Here we learn two things. First of all, Jesus’ family is eternal and worldwide. Family ties in this world end naturally by death. Sometimes they end before death when a family member becomes greedy or abusive. However, Jesus’ family bond lasts forever. So we should learn to forgive one another and love one another. We should also learn to embrace all kinds of people of all nationalities because Jesus’ family includes people from every tribe and language and nation (Rev 5:9).
Secondly, Jesus teaches us to put our first priority in him. Jesus said in Matthew 10:37, “Anyone who loves their father or mother more than me is not worthy of me; anyone who loves their son or daughter more than me is not worthy of me.” This does not mean that Christians should ignore and neglect their family members. As Jesus was dying on the cross, in the midst of extreme pain, he was concerned about his mother. So he entrusted her to the care of Apostle John. We, too, should take care of our family members. However, here, Jesus’ point is that our relationship with him always takes priority over any other relationship. As we practice this truth, our family relationships can become Christ-centered. For example, Jesus’ brother James was one of those who came to take charge of Jesus. He did not understand what Jesus was doing (Jn 7:3). But later he became a great servant of Christ, who presided over the assembly in Jerusalem (Ac 15:13). He also wrote the book of James. In our own ministry there are many who left their homes to obey Jesus’ world mission command. Though their families misunderstood them, they kept praying without wavering. Then God had mercy on them and most family members of UBF leaders accepted Christ personally before passing on. When we live with a Christ-centered view of family, we can be a blessing. We should not follow unbelieving family members away from Jesus, but bring them to Jesus until they become Jesus’ family members.
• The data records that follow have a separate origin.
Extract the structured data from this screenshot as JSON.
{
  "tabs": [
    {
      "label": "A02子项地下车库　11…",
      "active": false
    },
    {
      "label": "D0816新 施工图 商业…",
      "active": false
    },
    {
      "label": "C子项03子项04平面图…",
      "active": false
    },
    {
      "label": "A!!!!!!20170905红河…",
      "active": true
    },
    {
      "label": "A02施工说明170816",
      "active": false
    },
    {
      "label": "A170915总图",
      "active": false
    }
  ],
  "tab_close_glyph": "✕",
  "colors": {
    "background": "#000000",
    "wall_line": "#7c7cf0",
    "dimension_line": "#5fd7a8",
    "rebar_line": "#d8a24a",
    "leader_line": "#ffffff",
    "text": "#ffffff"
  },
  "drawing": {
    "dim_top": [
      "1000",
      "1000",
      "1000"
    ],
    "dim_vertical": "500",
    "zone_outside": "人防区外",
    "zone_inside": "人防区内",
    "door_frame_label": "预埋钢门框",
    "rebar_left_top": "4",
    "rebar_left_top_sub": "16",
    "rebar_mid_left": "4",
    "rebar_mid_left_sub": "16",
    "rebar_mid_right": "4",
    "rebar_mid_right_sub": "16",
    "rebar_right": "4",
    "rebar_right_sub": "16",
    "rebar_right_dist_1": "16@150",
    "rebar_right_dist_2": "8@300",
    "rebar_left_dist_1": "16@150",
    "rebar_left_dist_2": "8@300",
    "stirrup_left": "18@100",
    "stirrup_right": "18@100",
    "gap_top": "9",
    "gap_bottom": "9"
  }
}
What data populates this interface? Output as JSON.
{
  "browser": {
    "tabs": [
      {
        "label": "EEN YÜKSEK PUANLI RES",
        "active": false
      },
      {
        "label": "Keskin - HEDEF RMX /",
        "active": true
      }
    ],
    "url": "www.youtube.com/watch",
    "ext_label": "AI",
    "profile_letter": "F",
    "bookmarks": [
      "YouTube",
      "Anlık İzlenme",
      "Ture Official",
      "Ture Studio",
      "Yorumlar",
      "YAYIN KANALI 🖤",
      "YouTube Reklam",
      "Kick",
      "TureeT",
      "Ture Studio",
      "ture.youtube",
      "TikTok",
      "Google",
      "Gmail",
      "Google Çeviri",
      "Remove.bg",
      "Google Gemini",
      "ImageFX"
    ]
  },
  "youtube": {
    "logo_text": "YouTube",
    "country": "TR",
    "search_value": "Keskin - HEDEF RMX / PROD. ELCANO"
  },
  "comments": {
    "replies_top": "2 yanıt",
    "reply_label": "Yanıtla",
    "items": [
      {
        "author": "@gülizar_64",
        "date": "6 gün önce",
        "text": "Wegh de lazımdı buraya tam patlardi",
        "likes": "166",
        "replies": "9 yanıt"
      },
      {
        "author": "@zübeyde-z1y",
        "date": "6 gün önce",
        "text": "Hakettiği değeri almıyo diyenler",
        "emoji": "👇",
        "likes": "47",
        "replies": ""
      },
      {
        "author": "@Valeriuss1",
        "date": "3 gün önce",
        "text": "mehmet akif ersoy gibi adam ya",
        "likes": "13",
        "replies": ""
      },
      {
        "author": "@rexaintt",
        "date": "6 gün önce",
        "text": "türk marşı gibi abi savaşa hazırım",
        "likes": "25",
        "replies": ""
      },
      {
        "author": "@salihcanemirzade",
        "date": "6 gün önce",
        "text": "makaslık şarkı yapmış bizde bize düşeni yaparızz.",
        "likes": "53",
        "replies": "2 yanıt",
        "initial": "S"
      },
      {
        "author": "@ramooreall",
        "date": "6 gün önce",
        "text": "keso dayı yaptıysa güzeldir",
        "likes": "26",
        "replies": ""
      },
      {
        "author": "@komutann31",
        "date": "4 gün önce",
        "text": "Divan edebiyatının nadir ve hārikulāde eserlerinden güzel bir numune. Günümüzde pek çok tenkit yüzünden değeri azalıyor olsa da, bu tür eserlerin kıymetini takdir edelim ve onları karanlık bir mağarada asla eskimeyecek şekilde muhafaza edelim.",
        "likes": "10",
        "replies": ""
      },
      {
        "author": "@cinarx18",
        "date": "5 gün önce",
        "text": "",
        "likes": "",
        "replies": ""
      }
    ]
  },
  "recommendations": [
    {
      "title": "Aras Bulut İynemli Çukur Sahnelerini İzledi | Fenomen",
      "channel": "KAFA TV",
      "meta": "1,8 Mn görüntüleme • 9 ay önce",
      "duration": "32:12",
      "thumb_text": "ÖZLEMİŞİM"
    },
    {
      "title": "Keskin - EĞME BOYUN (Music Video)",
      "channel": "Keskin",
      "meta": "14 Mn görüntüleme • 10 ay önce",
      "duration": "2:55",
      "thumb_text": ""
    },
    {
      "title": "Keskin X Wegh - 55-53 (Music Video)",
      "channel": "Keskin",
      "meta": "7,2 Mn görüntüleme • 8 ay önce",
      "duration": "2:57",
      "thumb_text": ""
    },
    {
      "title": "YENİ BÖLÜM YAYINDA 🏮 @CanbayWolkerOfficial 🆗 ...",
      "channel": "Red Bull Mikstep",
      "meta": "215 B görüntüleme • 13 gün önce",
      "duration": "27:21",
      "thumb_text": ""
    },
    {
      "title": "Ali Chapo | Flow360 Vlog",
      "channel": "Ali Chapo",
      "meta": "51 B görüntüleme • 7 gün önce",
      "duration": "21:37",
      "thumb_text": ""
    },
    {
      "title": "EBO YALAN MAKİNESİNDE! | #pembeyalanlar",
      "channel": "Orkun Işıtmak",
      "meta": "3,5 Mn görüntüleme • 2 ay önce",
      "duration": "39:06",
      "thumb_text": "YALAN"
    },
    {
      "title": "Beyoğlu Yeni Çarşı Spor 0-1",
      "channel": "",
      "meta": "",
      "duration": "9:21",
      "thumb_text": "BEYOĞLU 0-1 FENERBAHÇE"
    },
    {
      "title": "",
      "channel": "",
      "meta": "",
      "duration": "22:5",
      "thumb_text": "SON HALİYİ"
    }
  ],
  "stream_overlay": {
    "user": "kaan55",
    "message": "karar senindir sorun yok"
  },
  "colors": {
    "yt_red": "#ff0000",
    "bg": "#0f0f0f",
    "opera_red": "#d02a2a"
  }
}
Jesus wants us to put first priority on our relationship with him so that we may continue to learn from him and grow to be like him. This is the secret to overcoming Satan’s work within and without. Being Jesus’ family member is a great privilege and blessing. Let’s put our first priority in our relationship with Jesus.